The Victoria Cross is the nation's highest award for gallantry, along with the George Cross.
It is awarded for "most conspicuous bravery, or some daring or pre-eminent act of valour or self-sacrifice, or extreme devotion to duty in the presence of the enemy".
- The medal has been awarded 1,356 times, the most recent of which was a posthumous award to Corporal Bryan Budd, of the 3rd Battalion The Parachute Regiment, for acts of "inspirational leadership and the greatest valour" in southern Afghanistan in 2006
- Only 13 Victoria Cross medals have been awarded since the Second World War, nine to members of the British Army and four to the Australian Army

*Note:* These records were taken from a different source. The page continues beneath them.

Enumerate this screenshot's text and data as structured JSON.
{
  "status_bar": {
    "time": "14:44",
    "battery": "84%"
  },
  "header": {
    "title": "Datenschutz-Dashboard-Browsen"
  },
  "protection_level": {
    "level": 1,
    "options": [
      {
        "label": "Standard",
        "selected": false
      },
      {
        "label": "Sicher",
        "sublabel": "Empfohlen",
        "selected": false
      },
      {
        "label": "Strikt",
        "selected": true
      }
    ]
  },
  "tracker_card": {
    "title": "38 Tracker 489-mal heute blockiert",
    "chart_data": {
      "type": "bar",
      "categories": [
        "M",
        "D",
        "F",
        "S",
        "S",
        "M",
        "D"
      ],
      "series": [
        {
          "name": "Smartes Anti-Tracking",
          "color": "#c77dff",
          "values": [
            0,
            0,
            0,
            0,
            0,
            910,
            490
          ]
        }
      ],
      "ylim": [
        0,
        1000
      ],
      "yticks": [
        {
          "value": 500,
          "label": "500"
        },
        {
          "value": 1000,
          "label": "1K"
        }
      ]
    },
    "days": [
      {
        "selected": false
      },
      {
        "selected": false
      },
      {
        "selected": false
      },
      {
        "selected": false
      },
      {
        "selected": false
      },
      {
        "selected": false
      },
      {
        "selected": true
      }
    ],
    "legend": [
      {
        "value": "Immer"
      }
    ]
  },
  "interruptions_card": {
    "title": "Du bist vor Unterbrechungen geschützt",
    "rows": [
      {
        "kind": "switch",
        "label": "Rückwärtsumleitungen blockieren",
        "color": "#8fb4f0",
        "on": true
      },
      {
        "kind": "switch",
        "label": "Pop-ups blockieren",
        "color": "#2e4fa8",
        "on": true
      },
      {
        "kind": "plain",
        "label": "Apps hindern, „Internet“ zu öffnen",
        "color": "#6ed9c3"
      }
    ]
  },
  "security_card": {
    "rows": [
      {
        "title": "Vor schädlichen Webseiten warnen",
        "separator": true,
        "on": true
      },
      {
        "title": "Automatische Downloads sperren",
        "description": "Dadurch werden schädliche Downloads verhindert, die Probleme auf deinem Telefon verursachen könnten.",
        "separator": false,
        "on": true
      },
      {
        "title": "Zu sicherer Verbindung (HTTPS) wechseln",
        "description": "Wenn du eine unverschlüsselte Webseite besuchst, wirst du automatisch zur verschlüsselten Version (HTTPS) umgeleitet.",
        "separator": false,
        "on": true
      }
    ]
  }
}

- L/Cpl Ashworth's is just the fifth to have been awarded since the Falklands conflict, and all but one have been posthumous

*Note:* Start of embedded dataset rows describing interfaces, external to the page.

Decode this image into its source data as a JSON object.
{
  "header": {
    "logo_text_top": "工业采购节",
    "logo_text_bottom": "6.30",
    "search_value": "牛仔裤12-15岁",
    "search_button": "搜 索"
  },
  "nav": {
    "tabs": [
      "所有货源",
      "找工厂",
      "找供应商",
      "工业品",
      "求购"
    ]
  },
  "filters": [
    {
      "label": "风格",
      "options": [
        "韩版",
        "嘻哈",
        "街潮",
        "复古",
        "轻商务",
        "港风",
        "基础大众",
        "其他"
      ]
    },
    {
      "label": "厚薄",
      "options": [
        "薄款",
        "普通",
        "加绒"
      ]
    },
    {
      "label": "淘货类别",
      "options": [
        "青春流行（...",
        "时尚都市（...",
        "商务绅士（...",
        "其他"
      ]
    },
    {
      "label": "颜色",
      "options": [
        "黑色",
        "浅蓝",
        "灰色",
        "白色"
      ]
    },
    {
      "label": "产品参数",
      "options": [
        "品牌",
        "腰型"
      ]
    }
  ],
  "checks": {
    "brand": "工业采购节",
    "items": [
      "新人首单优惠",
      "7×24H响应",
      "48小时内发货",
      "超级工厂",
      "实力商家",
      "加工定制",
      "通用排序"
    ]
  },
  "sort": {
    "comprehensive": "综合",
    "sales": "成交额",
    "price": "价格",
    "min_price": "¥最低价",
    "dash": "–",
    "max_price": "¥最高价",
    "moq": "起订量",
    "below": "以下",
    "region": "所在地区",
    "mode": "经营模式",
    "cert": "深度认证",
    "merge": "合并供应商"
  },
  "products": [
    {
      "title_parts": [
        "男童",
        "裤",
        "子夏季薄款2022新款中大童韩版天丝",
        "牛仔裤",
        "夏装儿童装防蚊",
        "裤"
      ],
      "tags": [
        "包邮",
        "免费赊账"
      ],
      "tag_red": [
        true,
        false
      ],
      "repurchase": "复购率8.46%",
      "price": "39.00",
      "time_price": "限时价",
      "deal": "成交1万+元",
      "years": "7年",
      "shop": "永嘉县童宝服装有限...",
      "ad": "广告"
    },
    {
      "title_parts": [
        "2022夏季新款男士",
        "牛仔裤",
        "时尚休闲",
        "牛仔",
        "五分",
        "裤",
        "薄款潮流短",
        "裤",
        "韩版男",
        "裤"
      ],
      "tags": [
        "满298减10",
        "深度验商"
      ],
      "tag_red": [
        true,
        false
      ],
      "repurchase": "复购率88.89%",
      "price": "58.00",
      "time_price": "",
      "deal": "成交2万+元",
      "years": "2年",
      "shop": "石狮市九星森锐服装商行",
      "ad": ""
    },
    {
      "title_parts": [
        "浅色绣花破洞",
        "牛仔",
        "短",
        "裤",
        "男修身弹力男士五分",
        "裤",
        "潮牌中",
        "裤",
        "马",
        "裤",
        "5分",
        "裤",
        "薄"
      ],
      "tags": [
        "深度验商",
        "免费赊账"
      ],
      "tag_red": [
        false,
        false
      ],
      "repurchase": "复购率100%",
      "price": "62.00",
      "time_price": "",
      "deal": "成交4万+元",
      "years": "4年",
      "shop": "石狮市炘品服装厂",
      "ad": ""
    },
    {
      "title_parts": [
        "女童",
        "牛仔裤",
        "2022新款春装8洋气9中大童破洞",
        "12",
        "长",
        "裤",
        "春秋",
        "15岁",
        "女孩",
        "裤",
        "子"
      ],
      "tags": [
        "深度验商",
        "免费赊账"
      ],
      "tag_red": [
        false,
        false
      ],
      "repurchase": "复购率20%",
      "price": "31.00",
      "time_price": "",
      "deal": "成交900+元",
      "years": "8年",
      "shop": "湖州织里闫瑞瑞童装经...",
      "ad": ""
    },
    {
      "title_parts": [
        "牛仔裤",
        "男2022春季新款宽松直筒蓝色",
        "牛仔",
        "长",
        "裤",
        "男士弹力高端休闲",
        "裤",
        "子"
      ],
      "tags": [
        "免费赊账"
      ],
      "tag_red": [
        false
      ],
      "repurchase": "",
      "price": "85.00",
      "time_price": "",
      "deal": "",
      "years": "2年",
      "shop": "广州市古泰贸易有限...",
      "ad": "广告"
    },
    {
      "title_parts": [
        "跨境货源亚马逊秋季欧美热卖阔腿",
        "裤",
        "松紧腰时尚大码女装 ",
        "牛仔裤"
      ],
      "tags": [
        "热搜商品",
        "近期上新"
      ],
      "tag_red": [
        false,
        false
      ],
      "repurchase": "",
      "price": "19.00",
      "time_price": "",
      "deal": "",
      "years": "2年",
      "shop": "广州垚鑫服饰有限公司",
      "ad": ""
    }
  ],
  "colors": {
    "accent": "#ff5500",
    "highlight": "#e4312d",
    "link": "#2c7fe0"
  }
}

- The George Cross, which stands equal to the Victoria Cross as an award, recognises acts of gallantry by members of the Armed Forces or civilians in situations for which the Victoria Cross is not appropriate
A British soldier who died as he protected the lives of his comrades in Afghanistan has been awarded the Victoria Cross.
British soldier Lance Corporal James Ashworth is to be posthumously awarded with one of the highest military honours - the Victoria Cross.